Under Rule 403, relevant evidence “may be excluded if its probative value is substantially outweighed by the danger of unfair prejudice, confusion of the issues, or misleading the jury, or by considerations of undue delay, waste of time, or needless presentation of cumulative evidence.” N.H. R. Ev. 403. The prejudice required to establish reversible error is an undue tendency to induce a decision against the defendant on some improper basis, commonly one that is emotionally charged. Id. Here, the defendant contends that the records of her cell phone use were introduced “to outrage the jury, confuse the issues and cause the jury to base its decision on its anger and frustration of present day drivers [who] talk on the cell phone.” We disagree. Sergeant Carlson testified that the defendant admitted to him that she “had made phone calls throughout her trip.” Further, the records of the calls bore directly on the issue of the defendant's attentiveness in the minutes leading up to the collision. Thus, to the extent the jury considered the phone records in its determination, such consideration was not improper. Under the circumstances, any danger of unfair prejudice resulting from the admission of the cell phone records did not substantially outweigh their probative value.

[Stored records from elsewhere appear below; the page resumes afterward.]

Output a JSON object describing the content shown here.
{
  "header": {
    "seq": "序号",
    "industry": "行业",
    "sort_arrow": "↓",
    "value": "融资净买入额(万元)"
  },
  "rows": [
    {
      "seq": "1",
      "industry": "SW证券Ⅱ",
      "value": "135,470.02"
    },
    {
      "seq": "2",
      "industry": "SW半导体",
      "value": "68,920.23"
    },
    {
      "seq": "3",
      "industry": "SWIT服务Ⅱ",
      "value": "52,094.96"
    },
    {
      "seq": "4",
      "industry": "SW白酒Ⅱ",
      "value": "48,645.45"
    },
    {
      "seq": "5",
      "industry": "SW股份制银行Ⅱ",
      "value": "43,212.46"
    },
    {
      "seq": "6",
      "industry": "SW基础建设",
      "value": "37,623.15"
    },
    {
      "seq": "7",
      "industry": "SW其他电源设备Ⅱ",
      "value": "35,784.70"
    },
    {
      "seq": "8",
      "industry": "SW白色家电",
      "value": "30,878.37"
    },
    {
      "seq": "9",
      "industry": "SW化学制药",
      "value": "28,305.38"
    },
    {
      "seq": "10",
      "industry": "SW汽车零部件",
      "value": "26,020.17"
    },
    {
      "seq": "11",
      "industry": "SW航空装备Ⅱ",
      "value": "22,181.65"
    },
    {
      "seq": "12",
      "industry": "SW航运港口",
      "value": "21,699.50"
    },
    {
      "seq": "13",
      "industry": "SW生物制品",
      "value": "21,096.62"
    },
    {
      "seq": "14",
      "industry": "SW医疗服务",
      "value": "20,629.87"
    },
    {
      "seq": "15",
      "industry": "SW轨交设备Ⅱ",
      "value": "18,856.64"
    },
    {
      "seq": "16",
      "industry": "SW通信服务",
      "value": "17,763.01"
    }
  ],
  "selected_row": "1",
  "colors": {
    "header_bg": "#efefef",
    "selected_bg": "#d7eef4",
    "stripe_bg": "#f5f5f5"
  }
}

We note that the trial court applied Rule 404(b) in concluding that the defendant's cell phone records were admissible. Although the proper test for admissibility was Rule 403, we nevertheless uphold the court's determination. “[W]here the trial court reaches the correct result on mistaken grounds, we will affirm if valid alternative grounds support the decision.” Id. at 575–76, 8 A.3d 136 (quotation omitted); cf. State v. Trainor, 130 N.H. 371, 375, 540 A.2d 1236 (1988) (noting that Rule 403 analysis is part of analysis under Rule 404(b)).
DALIANIS, C.J., and HICKS, LYNN and BASSETT, JJ., concurred.